Martyn Lloyd-Jones writes:
The power of the devil is alarming. Our Lord says to Peter, Satan has desired to have you, that he may sift you like wheat. These are indications of his tremendous power. But perhaps the ultimate proof of the power, and the confidence, and the ability of the devil, is to be found in the fact that he did not hesitate to tempt and to attack even the Son of God himself. He approached him with confidence, with assurance, for he had defeated all others. The greatest saints, the patriarchs of the Old Testament, and prophets, had all been defeated by the wiles of the devil.

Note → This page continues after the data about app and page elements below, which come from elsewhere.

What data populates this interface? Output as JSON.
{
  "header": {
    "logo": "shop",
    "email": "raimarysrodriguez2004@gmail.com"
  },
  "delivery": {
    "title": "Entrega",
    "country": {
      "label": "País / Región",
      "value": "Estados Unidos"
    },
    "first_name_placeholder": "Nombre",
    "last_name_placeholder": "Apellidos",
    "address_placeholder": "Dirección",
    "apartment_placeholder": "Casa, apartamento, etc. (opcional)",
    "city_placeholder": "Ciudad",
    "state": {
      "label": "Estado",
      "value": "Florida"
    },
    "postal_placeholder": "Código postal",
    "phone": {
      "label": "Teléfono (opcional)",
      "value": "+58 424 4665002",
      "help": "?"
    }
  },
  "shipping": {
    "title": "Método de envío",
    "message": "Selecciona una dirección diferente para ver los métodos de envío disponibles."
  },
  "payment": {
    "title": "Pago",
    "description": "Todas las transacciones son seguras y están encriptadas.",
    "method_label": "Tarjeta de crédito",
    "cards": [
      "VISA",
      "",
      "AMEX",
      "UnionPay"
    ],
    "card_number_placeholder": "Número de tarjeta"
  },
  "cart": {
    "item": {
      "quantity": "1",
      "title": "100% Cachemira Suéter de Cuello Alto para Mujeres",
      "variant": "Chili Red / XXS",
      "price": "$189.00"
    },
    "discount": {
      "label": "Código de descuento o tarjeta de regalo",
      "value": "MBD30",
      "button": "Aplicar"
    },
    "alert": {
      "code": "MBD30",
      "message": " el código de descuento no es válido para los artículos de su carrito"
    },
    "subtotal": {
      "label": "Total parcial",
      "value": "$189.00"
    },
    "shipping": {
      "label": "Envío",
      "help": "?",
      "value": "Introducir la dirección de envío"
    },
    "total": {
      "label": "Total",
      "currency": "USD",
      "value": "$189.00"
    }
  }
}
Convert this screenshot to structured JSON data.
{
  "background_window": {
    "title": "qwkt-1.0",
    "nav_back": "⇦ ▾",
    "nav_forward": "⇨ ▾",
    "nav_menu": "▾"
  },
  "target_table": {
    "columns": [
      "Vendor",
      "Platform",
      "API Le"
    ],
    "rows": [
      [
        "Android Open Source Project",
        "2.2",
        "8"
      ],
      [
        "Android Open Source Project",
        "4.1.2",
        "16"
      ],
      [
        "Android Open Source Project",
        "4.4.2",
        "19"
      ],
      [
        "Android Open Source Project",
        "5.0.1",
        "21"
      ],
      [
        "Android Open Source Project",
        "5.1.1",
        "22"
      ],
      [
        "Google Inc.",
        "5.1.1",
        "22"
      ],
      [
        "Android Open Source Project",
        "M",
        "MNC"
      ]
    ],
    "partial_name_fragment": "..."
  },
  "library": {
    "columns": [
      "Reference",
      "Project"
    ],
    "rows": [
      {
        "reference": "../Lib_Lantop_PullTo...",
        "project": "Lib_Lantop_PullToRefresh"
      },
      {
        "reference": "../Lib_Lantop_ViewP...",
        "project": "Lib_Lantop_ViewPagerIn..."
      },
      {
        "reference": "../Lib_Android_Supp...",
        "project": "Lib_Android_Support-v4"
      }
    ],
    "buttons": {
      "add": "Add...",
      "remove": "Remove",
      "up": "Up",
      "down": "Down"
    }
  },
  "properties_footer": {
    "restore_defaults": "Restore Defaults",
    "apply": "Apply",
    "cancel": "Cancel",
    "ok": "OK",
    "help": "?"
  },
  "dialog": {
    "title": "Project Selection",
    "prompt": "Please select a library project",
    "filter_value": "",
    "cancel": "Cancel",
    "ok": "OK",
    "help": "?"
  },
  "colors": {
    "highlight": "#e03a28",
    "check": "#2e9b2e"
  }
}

Is this discouraging? I say again that it is far from discouraging. I find it to be most encouraging because now I understand what is happening. But still more, I know that the Lord reigneth. He is over all, and he has sent Someone into this world who has been able to master the strong man armed and to rob him of his armor.
Martyn Lloyd-Jones, Exposition of Ephesians (Grand Rapids, MI: Baker Books, 1998)
We must not underestimate the enemy, yet we also cannot give him to much credit. Martin Luther suggested we can mock the devil (“The best way to drive out the devil, if he will not yield to texts of Scripture, is to jeer and flout him for he cannot bear scorn”), even though I am not sure if that’s really such a great idea (doesn’t he know what is 恼羞成怒?). Anyway, the Scriptures have likened him to a strong man, who has possessions that are kept away. But there is Someone stronger who can overpower him and plunder his house.
When a strong man, fully armed, guards his own house, his possessions are safe. But when someone stronger attacks and overpowers him, he takes away the armor in which the man trusted and divides up the spoils.
And we are able to enlist the help of the Stronger One through prayer, asking Him to bind up the strong man and bundle away what are in his possession. We know that this is possible; after all, we were once people in the other kingdom.